Top of Records shown
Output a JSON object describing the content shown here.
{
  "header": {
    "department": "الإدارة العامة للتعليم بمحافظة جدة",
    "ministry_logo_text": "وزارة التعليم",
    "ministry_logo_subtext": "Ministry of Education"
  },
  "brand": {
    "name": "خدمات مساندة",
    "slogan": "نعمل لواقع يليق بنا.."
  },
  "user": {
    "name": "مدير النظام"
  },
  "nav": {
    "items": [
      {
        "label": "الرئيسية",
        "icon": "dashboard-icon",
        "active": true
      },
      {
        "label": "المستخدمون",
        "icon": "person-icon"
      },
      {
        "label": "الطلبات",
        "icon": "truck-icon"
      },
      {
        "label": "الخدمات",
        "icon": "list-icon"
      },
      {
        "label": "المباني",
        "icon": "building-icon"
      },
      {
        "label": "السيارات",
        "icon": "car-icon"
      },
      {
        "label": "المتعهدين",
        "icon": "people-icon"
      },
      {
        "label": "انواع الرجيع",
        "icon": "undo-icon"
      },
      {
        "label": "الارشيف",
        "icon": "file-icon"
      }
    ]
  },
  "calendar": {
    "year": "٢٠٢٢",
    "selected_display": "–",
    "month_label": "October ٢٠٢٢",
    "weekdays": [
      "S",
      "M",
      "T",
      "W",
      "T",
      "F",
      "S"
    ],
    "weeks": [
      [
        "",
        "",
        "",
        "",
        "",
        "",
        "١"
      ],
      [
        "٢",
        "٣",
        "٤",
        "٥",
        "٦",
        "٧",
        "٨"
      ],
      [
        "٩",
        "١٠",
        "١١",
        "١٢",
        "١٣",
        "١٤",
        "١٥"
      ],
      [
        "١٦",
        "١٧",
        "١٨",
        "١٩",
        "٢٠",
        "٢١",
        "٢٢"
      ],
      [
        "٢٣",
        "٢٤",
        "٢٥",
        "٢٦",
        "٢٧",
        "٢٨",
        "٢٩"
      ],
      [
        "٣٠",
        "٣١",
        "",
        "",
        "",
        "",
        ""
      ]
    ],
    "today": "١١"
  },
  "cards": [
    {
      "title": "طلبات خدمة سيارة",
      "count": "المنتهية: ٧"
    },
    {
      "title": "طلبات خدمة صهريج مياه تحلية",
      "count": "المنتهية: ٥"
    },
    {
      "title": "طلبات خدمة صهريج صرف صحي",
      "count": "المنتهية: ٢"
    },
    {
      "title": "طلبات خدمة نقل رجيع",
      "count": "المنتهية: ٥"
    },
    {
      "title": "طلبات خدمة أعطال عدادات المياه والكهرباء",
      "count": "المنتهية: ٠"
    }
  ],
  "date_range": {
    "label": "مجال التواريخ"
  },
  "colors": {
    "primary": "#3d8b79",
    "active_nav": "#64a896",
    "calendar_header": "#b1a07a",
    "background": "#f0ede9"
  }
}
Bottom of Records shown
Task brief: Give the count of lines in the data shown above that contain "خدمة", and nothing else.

Response to the exercise: 5